A 4-D spline looks like a cartoon. The physical world is made of objects, whose boundaries have measure zero. If in modeling the world one (somehow) fits spline surface contours to those boundaries, the resulting cartoon-view becomes a very efficient form of compression, carrying the locations of crucial boundaries with only a few continuous real-valued parameters, and smoothing out high-frequency noise between them. A moving spline in 3-D space would look like a soliton or a wave-front. A crucial feature of cartoon compression is that it does not represent its own errors. Even a spline fit to noisy data is still a smooth, sharp curve, and necessarily cloaks both its data's faults and its own.

Wavefronts and attractors are like eigenmodes.

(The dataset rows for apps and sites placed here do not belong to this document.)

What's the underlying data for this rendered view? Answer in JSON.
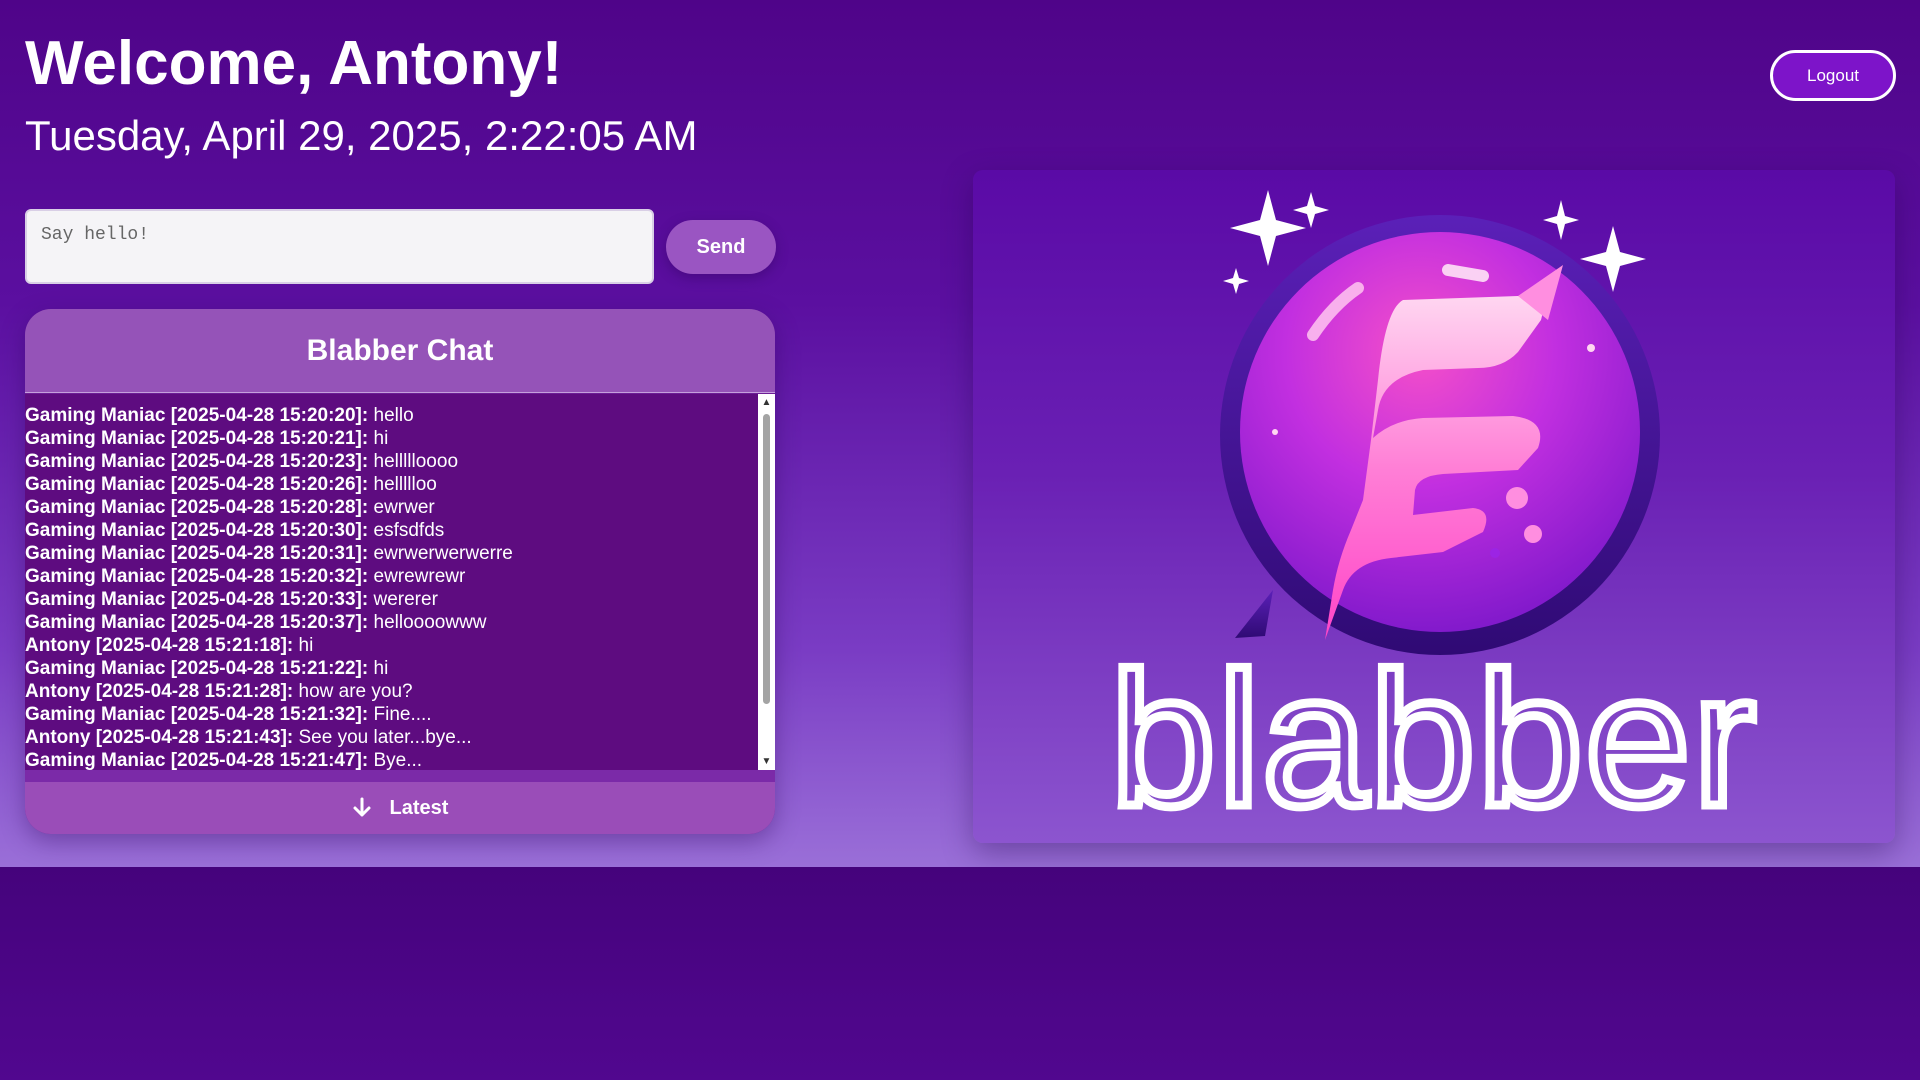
{
  "header": {
    "welcome": "Welcome, Antony!",
    "datetime": "Tuesday, April 29, 2025, 2:22:05 AM",
    "logout_label": "Logout"
  },
  "composer": {
    "placeholder": "Say hello!",
    "send_label": "Send"
  },
  "chat": {
    "title": "Blabber Chat",
    "latest_label": "Latest",
    "messages": [
      {
        "head": "Gaming Maniac [2025-04-28 15:20:20]:",
        "text": " hello"
      },
      {
        "head": "Gaming Maniac [2025-04-28 15:20:21]:",
        "text": " hi"
      },
      {
        "head": "Gaming Maniac [2025-04-28 15:20:23]:",
        "text": " hellllloooo"
      },
      {
        "head": "Gaming Maniac [2025-04-28 15:20:26]:",
        "text": " hellllloo"
      },
      {
        "head": "Gaming Maniac [2025-04-28 15:20:28]:",
        "text": " ewrwer"
      },
      {
        "head": "Gaming Maniac [2025-04-28 15:20:30]:",
        "text": " esfsdfds"
      },
      {
        "head": "Gaming Maniac [2025-04-28 15:20:31]:",
        "text": " ewrwerwerwerre"
      },
      {
        "head": "Gaming Maniac [2025-04-28 15:20:32]:",
        "text": " ewrewrewr"
      },
      {
        "head": "Gaming Maniac [2025-04-28 15:20:33]:",
        "text": " wererer"
      },
      {
        "head": "Gaming Maniac [2025-04-28 15:20:37]:",
        "text": " helloooowww"
      },
      {
        "head": "Antony [2025-04-28 15:21:18]:",
        "text": " hi"
      },
      {
        "head": "Gaming Maniac [2025-04-28 15:21:22]:",
        "text": " hi"
      },
      {
        "head": "Antony [2025-04-28 15:21:28]:",
        "text": " how are you?"
      },
      {
        "head": "Gaming Maniac [2025-04-28 15:21:32]:",
        "text": " Fine...."
      },
      {
        "head": "Antony [2025-04-28 15:21:43]:",
        "text": " See you later...bye..."
      },
      {
        "head": "Gaming Maniac [2025-04-28 15:21:47]:",
        "text": " Bye..."
      }
    ]
  },
  "logo": {
    "brand_name": "blabber"
  },
  "icons": {
    "latest": "arrow-down-icon",
    "scroll_up": "triangle-up-icon",
    "scroll_down": "triangle-down-icon",
    "logo": "blabber-logo-icon"
  },
  "colors": {
    "background_top": "#4f0489",
    "background_bottom": "#9a6fd8",
    "logout_bg": "#7d14c9",
    "send_bg": "#9a55c2",
    "chat_header_bg": "#9553b8",
    "chat_log_bg": "#5e0c80",
    "logo_pink": "#f54fc9",
    "logo_purple": "#9c24e4"
  }
}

Certain shapes and types of spline move best through correlation-enhancing media (like laser amplifiers or photomultipliers), equivalent to the travelling eigenmodes inside a wave-propagating medium. Depending on boundary conditions, those travelling local waves might also create global standing eigenmodes. The term "eigenmode" is used loosely enough to include low-entropy attractor states, not just linear ones. The dominant eigenmodes will be those which best produce or liberate the medium's correlation-amplification mechanisms, and/or best evade suppression.

Compression is like crystallization. Both compression and crystallization are non-equilibrium processes; both consume energy and reduce entropy; both get stuck in energy minima; both undergo phase transitions; both amplify local correlations into global ones. Of the two, crystallization is better understood mathematically, while compression is better understood informationally. Concepts of crystallization already apply to alternate dimensionalities (1-D and 2-D spin-glass models), non-repeating structures (snowflakes and DNA), and time-varying continuous ones (coupled oscillators). I propose extending them in all those ways at once. While compression does not yet have the rigor of thermodynamics, it does apply to nearly arbitrary time-varying signals. If the signal originates from three dimensions, its time-varying 3-D sub-manifold could be seen as a four-dimensional structure, continuous in space and time, having the low entropy of a crystal but without lattices fixed in either space or in time (I think of these new topologies as 4-D "flow crystals"). A flow crystal would have the entropy and energetics of a crystal, but the spatiotemporal form of physical reality, flowing through space and vibrating through time. A flow crystal would use the topology of a moving 3-D spline to represent the physical world, and use statistical mechanics to "crystallize" around its ever-flowing data stream.

A flow crystal can have defects. A representation might crystallize imperfectly, i.e. it might contain mis-aligned domains or crystal defects. Defects degrade the resolution of the representation. Defects in an isolated crystal can be fixed by thermal methods like annealing. A more efficient way is coupling one crystal to a separate crystal of a similar type. In the real world one it would be thermodynamically easy (but physically difficult) to re-seed one crystal with lattice information from another, but a flow crystal's structure is contained in its low-entropy eigenmodes, vibrations which can be transmitted. (The vibrations might be transmitted directly by mechanical coupling, or indirectly by light or sound, whose coupling decreases as 1/r2). Because coupling two imperfect low-entropy structures lowers their collective entropy yet further, flow crystals benefit from one another's company; they can "heal" each other.

Uncorrected defects will be cloaked. As with ordinary curve-fitting, a flow crystal's response to real-time inconsistencies must be a compromise between accommodating outliers vs. ignoring them. Likewise during learning (but at a much slower timescale), the crystal as a whole might accommodate and fix a defect in a crystal (the outlier) and thus heal it. But if the defect remains too stubborn, it will be ignored. In that case, smoothing will redirect spacetime flow around the defect, cloaking it to restore an apparent continuity. Paradoxically, the more effective a medium's continuity-enforcing mechanisms, the more effectively they render defects effectively invisible, like the retina's blind spot.